[Data about app and page elements]
╭──
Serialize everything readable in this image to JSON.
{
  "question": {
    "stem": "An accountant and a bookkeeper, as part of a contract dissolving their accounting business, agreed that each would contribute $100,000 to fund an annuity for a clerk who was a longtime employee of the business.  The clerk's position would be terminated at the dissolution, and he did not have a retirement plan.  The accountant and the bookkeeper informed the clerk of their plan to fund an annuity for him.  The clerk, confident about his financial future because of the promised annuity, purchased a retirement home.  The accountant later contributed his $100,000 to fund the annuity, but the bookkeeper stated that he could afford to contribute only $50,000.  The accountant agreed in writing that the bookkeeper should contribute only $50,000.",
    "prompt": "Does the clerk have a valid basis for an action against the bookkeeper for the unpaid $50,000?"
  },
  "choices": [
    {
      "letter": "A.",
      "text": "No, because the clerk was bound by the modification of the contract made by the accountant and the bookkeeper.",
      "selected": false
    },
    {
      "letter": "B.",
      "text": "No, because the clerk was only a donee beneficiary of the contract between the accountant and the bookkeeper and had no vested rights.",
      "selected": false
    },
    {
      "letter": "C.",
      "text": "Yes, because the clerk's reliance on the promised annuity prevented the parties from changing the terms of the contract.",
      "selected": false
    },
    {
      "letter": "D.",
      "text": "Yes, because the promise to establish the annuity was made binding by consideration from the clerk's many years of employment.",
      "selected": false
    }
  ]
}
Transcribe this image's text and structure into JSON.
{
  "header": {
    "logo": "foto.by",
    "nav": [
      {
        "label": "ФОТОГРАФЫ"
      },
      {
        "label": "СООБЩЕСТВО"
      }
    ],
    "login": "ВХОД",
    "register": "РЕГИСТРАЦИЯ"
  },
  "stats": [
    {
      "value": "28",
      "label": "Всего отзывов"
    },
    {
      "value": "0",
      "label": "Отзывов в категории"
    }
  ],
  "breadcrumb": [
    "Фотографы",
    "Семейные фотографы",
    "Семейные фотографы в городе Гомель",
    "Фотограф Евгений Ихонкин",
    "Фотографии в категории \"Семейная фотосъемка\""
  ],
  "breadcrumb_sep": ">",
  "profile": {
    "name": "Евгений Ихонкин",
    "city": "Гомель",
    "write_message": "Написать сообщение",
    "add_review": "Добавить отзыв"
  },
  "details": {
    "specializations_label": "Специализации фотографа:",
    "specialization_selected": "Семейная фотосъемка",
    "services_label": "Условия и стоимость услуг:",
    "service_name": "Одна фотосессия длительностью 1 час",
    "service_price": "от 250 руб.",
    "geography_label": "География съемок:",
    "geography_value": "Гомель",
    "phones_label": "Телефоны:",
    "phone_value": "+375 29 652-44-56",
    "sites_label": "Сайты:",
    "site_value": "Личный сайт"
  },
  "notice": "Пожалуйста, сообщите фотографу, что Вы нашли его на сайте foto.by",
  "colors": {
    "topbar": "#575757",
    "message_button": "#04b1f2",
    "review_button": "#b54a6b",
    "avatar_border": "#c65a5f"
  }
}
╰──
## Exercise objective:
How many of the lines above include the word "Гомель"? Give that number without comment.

## Reply:
3